Opposition Rejects ‘Revised’ GCC Deal on Yemen

Deal Would've Let Saleh Sign, But Not 'as President'

Indications early this week were that the Gulf Cooperation Council (GCC) was starting over from square one with their Yemen negotiations, aimed at ending a standoff between massive rallies of protesters and long-standing ruler Ali Abdullah Saleh.

Today’s effort to change the deal to be more palatable to Saleh, who endorsed the old deal then refused to sign it, appears to have cost the support of the opposition, however.

The deal would have required the opposition to sign first with only a representative of the ruling party present.
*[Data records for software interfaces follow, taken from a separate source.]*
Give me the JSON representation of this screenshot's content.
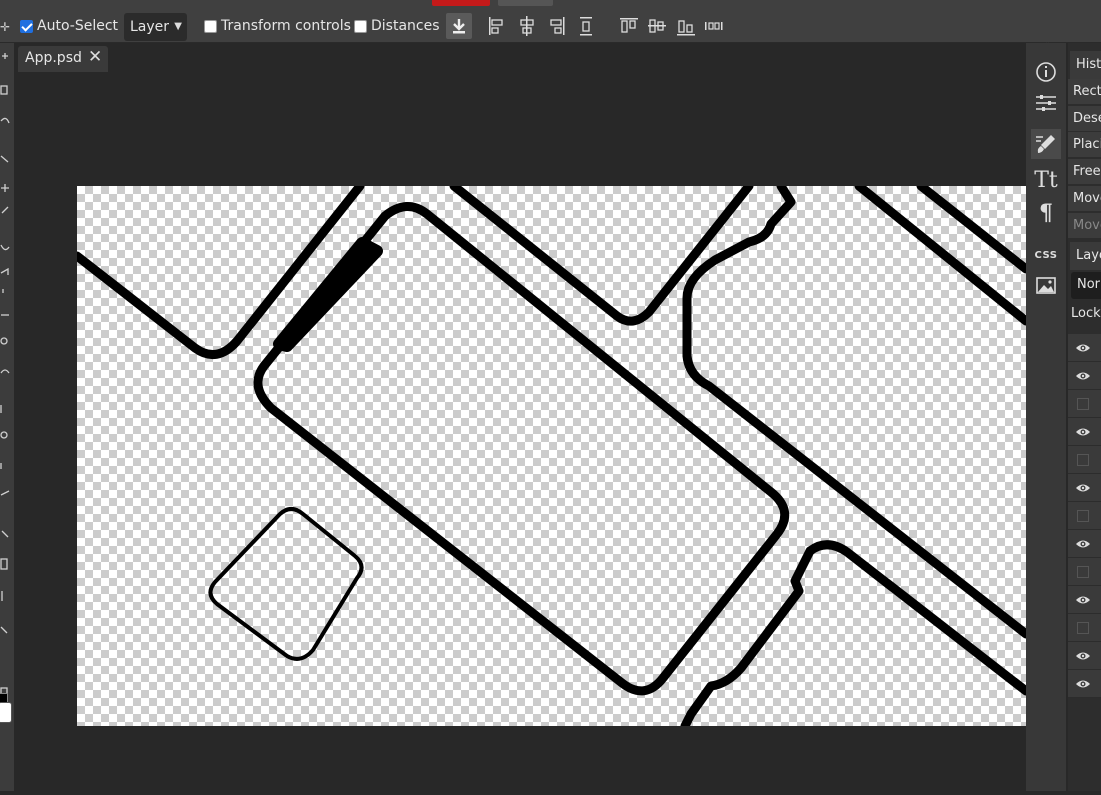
{
  "toolbar": {
    "auto_select_label": "Auto-Select",
    "auto_select_checked": true,
    "layer_select_value": "Layer",
    "transform_controls_label": "Transform controls",
    "transform_controls_checked": false,
    "distances_label": "Distances",
    "distances_checked": false
  },
  "document_tab": {
    "name": "App.psd",
    "close_glyph": "✕"
  },
  "right_icons": [
    "info-icon",
    "adjustments-icon",
    "brush-icon",
    "character-icon",
    "paragraph-icon",
    "css-icon",
    "image-icon"
  ],
  "right_icon_labels": {
    "character": "Tt",
    "paragraph": "¶",
    "css": "CSS"
  },
  "history_panel": {
    "title": "Histo",
    "items": [
      "Recta",
      "Dese",
      "Placi",
      "Free",
      "Move",
      "Move"
    ],
    "active_index": 4
  },
  "layers_panel": {
    "title": "Laye",
    "blend_mode": "Nor",
    "lock_label": "Lock:",
    "layer_visibility": [
      true,
      true,
      false,
      true,
      false,
      true,
      false,
      true,
      false,
      true,
      false,
      true,
      true
    ]
  },
  "colors": {
    "foreground": "#000000",
    "background": "#ffffff",
    "accent": "#1f6fe0"
  }
}
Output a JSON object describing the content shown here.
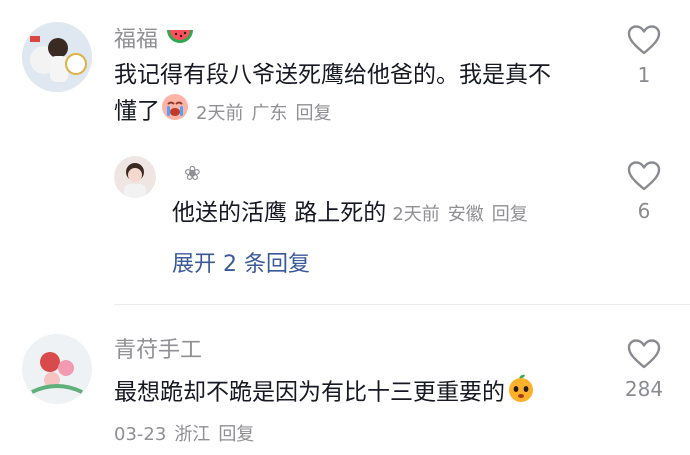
{
  "comments": [
    {
      "username": "福福",
      "text_line1": "我记得有段八爷送死鹰给他爸的。我是真不",
      "text_line2": "懂了",
      "meta": {
        "time": "2天前",
        "location": "广东",
        "reply": "回复"
      },
      "likes": "1"
    },
    {
      "username": "❀",
      "text": "他送的活鹰 路上死的",
      "meta": {
        "time": "2天前",
        "location": "安徽",
        "reply": "回复"
      },
      "likes": "6"
    },
    {
      "username": "青苻手工",
      "text": "最想跪却不跪是因为有比十三更重要的",
      "meta": {
        "time": "03-23",
        "location": "浙江",
        "reply": "回复"
      },
      "likes": "284"
    }
  ],
  "expand_label": "展开 2 条回复",
  "colors": {
    "text": "#161823",
    "secondary": "#8f8f94",
    "link": "#3b5999"
  }
}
President Saleh would’ve signed later, but would not have had to sign “as president,” a loophole which protesters were worried would allow him to retain his decades-long grip on power.

Indeed, the deals mostly seem to be beside the point, as the protest movement is demanding Saleh’s ouster and free elections, and whether some political faction signs a deal or not, it is the follow-through that will actually placate the protesters.

Author: Jason Ditz

Jason Ditz is Senior Editor for Antiwar.com. He has 20 years of experience in foreign policy research and his work has appeared in The American Conservative, Responsible Statecraft, Forbes, Toronto Star, Minneapolis Star-Tribune, Providence Journal, Washington Times, and the Detroit Free Press.